There's an awful lot of information there, but two bits of info that were striking to me:
"If you sign a traditional deal with a Big Six house, you’ll receive an advance. But most authors (up to 80%) never see royalties; their books never earn out." I was aware that it was not at all unusual, and maybe even common, for writers to never make more on a book than their original advance. But for this to be happening with "up to 80%" (what does "up to" mean?) of writers is significant.
" It boils down to three desirables that publishers offer.
I think the major desirable publishers offer is service. Yeah, yeah, yeah, I know that marketing and promotion are the big devils on everybody's backs. But publishers also offer editing. I do not mean copy editing, though they do offer that (mine always did) and that is definitely important. But more significantly, they offer content editing. This is crucial. It is a rare manuscript that will not benefit from a second mind helping to look for inconsistencies, meanderings, unnecessary characters, and a long list of other things.

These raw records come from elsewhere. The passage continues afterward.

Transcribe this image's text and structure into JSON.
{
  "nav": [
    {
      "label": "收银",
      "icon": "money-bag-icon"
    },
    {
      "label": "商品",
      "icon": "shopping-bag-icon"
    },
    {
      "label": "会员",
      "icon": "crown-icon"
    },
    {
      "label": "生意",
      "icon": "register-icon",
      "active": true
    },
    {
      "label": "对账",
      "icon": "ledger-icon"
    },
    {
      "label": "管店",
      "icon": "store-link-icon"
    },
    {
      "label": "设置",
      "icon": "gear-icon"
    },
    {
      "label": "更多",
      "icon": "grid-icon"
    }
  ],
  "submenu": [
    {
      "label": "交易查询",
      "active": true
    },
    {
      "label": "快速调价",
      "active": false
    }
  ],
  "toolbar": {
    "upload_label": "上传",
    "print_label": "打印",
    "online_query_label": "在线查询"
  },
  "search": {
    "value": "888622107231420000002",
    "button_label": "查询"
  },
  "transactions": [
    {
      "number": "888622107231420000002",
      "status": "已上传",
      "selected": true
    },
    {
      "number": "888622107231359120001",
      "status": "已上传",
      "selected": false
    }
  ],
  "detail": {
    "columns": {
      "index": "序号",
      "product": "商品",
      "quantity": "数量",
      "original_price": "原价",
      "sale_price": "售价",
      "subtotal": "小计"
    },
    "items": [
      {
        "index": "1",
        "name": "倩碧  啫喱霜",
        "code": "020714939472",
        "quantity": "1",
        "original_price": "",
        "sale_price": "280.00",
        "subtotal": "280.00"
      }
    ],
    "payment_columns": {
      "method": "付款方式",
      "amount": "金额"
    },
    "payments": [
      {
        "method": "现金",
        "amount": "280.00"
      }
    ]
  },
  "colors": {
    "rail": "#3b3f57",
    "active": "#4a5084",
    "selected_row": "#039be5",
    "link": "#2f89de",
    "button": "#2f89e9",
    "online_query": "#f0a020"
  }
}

At a publishing house, your manuscript was acquired by an editor who has some kind of interest in it, presumably "gets" it and "gets" you, at least in relationship to this one particular piece of work. Because they are being paid by a third party (the publisher, not you) they they are free to go back and forth with you to help you shape your book into something more polished and finished than your (first) final draft.

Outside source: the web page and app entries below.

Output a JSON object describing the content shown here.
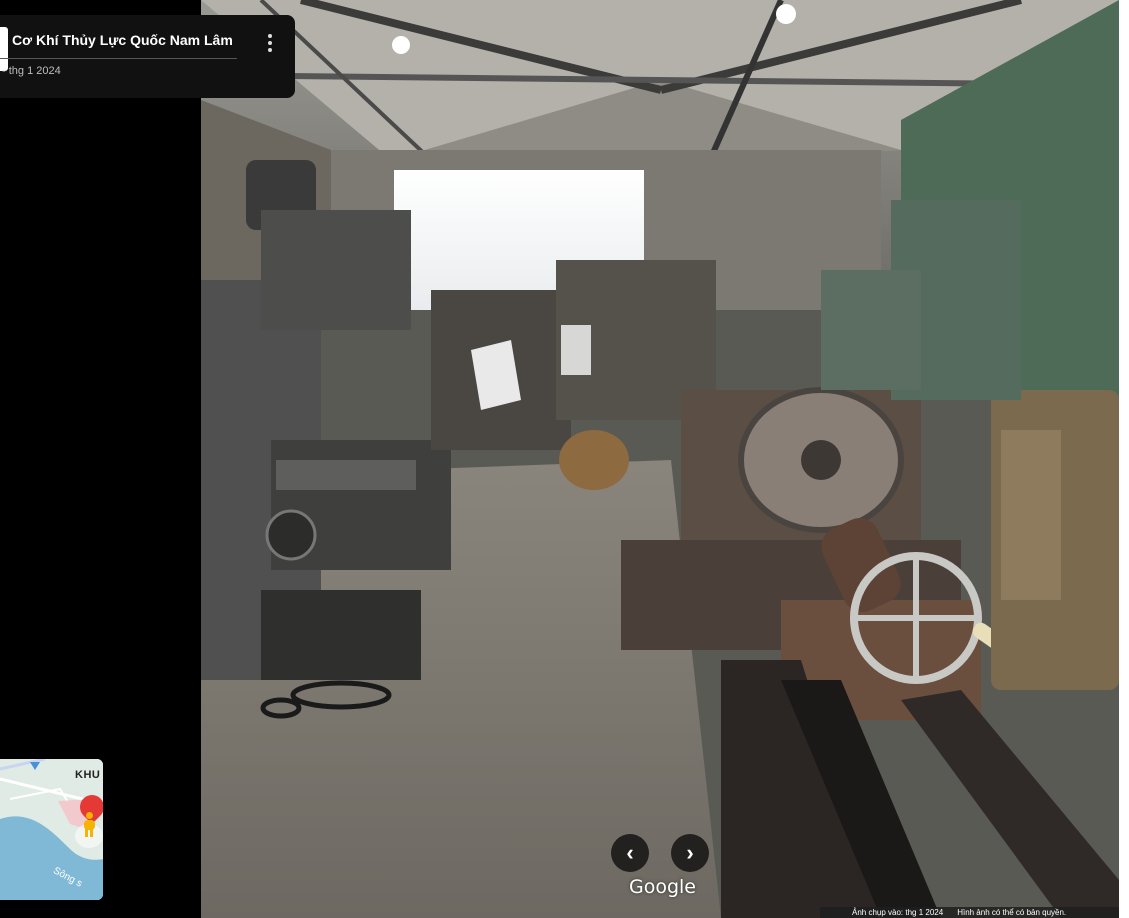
{
  "header": {
    "place_name": "Cơ Khí Thủy Lực Quốc Nam Lâm",
    "date_text": "- thg 1 2024",
    "more_icon": "more-vert-icon"
  },
  "mini_map": {
    "area_label": "KHU",
    "river_label": "Sông s",
    "pin_icon": "location-pin-icon",
    "pegman_icon": "pegman-icon"
  },
  "navigation": {
    "prev_glyph": "‹",
    "next_glyph": "›"
  },
  "branding": {
    "logo_text": "Google"
  },
  "attribution": {
    "capture_date": "Ảnh chụp vào: thg 1 2024",
    "copyright": "Hình ảnh có thể có bản quyền."
  },
  "colors": {
    "panel_bg": "#000000",
    "card_bg": "#111111",
    "map_pin": "#e53935",
    "pegman": "#f6b400"
  }
}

The money might not be great with a traditional publishing company and your neighbors and family may be totally unaware of your elevated status because you're publishing with one. But so long as the traditional publishing companies have content editors, they'll have one very big desirable to offer.